Also the next PROCLAMATION, June 1.
The Relation of the Death of above 20 or 30.

The entire text with original spelling at…


San Diego Sarah  •  Link


September 1660 also saw the appearance of several titles which contained detailed denials of Henry Jessey's assertions.

This criticism did not go unanswered. The government in October issued a royal proclamation banning the publication of all unlicensed 'almanacs and prognostications', but despite government efforts to suppress or discredit these stories, the campaign continued into 1661 and 1662, with the appearance of the Annus Mirabilis tracts.

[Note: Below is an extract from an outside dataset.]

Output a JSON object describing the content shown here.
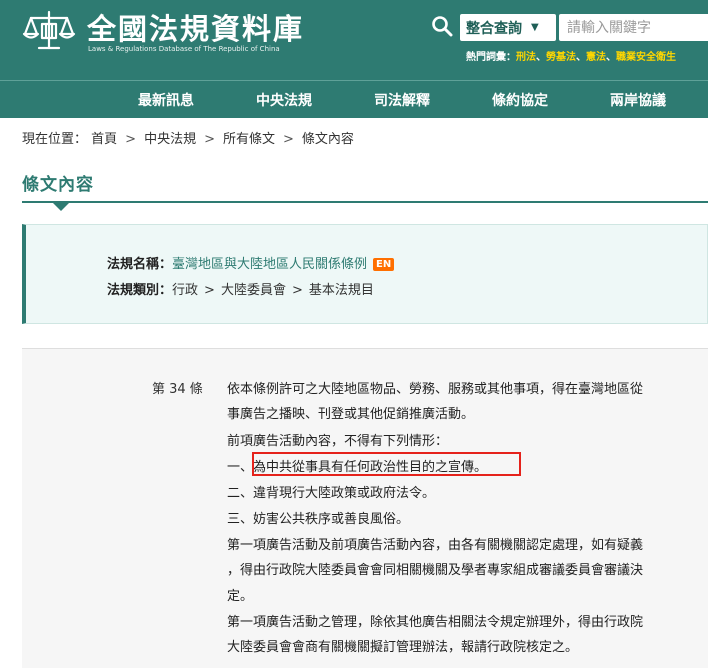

Henry Jessey was also an active millenarian, with a scholarly knowledge of Jewish tradition and the Hebrew language. He was a member of the Comenius Circle, along with John Wilkins D.D., John Dury, Samuel Hartlib, Robert Boyle, J. Eliot, W. Bedell and Seth Ward D.D., all of whom were interested in developing a universal language based on Hebrew, and influenced Cromwell to allow Jews to return to England.…

Like many millenarians of that time, the Fifth Monarchists saw themselves as Saints, the preordained elect and chosen ones. They saw it as their calling to prepare the way for King Christ and the New Jerusalem.
The following list comprised their requirements:
legal reform,
purging the clergy,
abolishing tithes,
imposing puritanical morality and
reducing taxes.

Sound familiar?

Some of the Fifth Monarchists, like Major-Gen. Harrison, even offered to serve without pay if it lowered taxes, and even then, the courts were clogged with meaningless lawsuits.

Just because Pepys doesn't report reading these pamphlets, we need to know that not everyone was joyful about the Restoration. Some people were terrified that God was going to punish England with awe-ful retrobutions.

SPOILER: They were not disappointed.

San Diego Sarah  •  Link

A picture of the Thames barges, traditionally with red sails, I think Peter Johnson refers to is at…).

It must have been glorious to see a river full of them.

HOWEVER, I don't think that would make it under old London Bridge.

About a quarter of the way through the Wiki article they have a HISTORY heading:
"The precursor to the square spritsail barge was the London lighter or dumb-barge. They flitted up and down the river delivering cargo, using the incoming tide to send them up river, and the ebbing tide for the return journey. They were manoeuvered by a pair of bargemen using long sweeps (oars).
"These barges had a flat box like bow (swim-headed) and a near flat stern, or a square sloping stern (budgett stern). There is a print in the Guildhall Library dating from 1764, showing a 1697 built, round bowed barge with a spritsail rig – but with no mizzen. [BUT IT ISN'T REPRODUCED HERE.]

"The spritsail and the leeboards are both of Dutch origin and can be traced back to 1416 and can be seen on the London River by 1600."

Of course the Dutch did it first. Maybe they had two fleets of these barges, on either side of the bridge?

Peter Johnson  •  Link

We shouldn't steer too far off course on this site, so I'll just say that the 19th/20th century craft could drop their masts to navigate bridges, having a pivot and counter-weight, though I entirely agree Old London Bridge could have been one too far. But shooting any bridge would have been challenging - imagine several hundred tons being propelled by wind and water, and two men and a boy having to get the massive masts down and then back up, while keeping enough steerage way on her.

Some sailed far from their home waters, and were at Dunkirk in 1940. There's lots on the web about them and a wide literature - a useful small paperback in the 'Shire' series is "Sailing Barges" by M Hazell, and Bob Roberts "Coasting Bargemaster" gives a good insight. He's also recorded a number of sailing songs and shanties which I think our SP would have enjoyed. I wonder if there are any shanties in SP's collections of ballads.

End of diversion.

Log in to post an annotation.

If you don't have an account, then register here.